Exercise requirements: Count every line in the data below where the word "root" appears, then state only that count.

Supplied material:
————————
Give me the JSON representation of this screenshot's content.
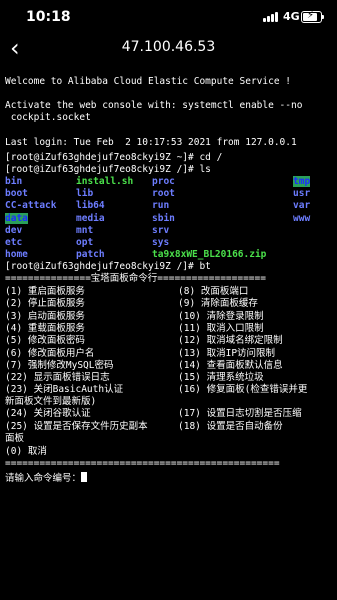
{
  "status_bar": {
    "time": "10:18",
    "network": "4G",
    "battery_level": 0.9,
    "battery_icon": "battery-charging-icon",
    "signal_icon": "signal-bars-icon"
  },
  "nav": {
    "back_icon": "chevron-left-icon",
    "title": "47.100.46.53"
  },
  "terminal": {
    "welcome": "Welcome to Alibaba Cloud Elastic Compute Service !",
    "activate": "Activate the web console with: systemctl enable --no",
    "activate_cont": " cockpit.socket",
    "last_login": "Last login: Tue Feb  2 10:17:53 2021 from 127.0.0.1",
    "prompt_cd": "[root@iZuf63ghdejuf7eo8ckyi9Z ~]# cd /",
    "prompt_ls": "[root@iZuf63ghdejuf7eo8ckyi9Z /]# ls",
    "ls_rows": [
      [
        {
          "text": "bin",
          "style": "blue"
        },
        {
          "text": "install.sh",
          "style": "green"
        },
        {
          "text": "proc",
          "style": "blue"
        },
        {
          "text": "tmp",
          "style": "hl"
        }
      ],
      [
        {
          "text": "boot",
          "style": "blue"
        },
        {
          "text": "lib",
          "style": "blue"
        },
        {
          "text": "root",
          "style": "blue"
        },
        {
          "text": "usr",
          "style": "blue"
        }
      ],
      [
        {
          "text": "CC-attack",
          "style": "blue"
        },
        {
          "text": "lib64",
          "style": "blue"
        },
        {
          "text": "run",
          "style": "blue"
        },
        {
          "text": "var",
          "style": "blue"
        }
      ],
      [
        {
          "text": "data",
          "style": "dhl"
        },
        {
          "text": "media",
          "style": "blue"
        },
        {
          "text": "sbin",
          "style": "blue"
        },
        {
          "text": "www",
          "style": "blue"
        }
      ],
      [
        {
          "text": "dev",
          "style": "blue"
        },
        {
          "text": "mnt",
          "style": "blue"
        },
        {
          "text": "srv",
          "style": "blue"
        },
        {
          "text": "",
          "style": "blue"
        }
      ],
      [
        {
          "text": "etc",
          "style": "blue"
        },
        {
          "text": "opt",
          "style": "blue"
        },
        {
          "text": "sys",
          "style": "blue"
        },
        {
          "text": "",
          "style": "blue"
        }
      ],
      [
        {
          "text": "home",
          "style": "blue"
        },
        {
          "text": "patch",
          "style": "blue"
        },
        {
          "text": "ta9x8xWE_BL20166.zip",
          "style": "green"
        },
        {
          "text": "",
          "style": "blue"
        }
      ]
    ],
    "prompt_bt": "[root@iZuf63ghdejuf7eo8ckyi9Z /]# bt",
    "menu_header": "===============宝塔面板命令行===================",
    "menu_rows": [
      [
        "(1) 重启面板服务",
        "(8) 改面板端口"
      ],
      [
        "(2) 停止面板服务",
        "(9) 清除面板缓存"
      ],
      [
        "(3) 启动面板服务",
        "(10) 清除登录限制"
      ],
      [
        "(4) 重载面板服务",
        "(11) 取消入口限制"
      ],
      [
        "(5) 修改面板密码",
        "(12) 取消域名绑定限制"
      ],
      [
        "(6) 修改面板用户名",
        "(13) 取消IP访问限制"
      ],
      [
        "(7) 强制修改MySQL密码",
        "(14) 查看面板默认信息"
      ],
      [
        "(22) 显示面板错误日志",
        "(15) 清理系统垃圾"
      ],
      [
        "(23) 关闭BasicAuth认证",
        "(16) 修复面板(检查错误并更"
      ]
    ],
    "menu_wrap1": "新面板文件到最新版)",
    "menu_row24": [
      "(24) 关闭谷歌认证",
      "(17) 设置日志切割是否压缩"
    ],
    "menu_row25": [
      "(25) 设置是否保存文件历史副本",
      "(18) 设置是否自动备份"
    ],
    "menu_wrap2": "面板",
    "menu_cancel": "(0) 取消",
    "menu_footer": "================================================",
    "input_prompt": "请输入命令编号："
  }
}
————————
Your response: 4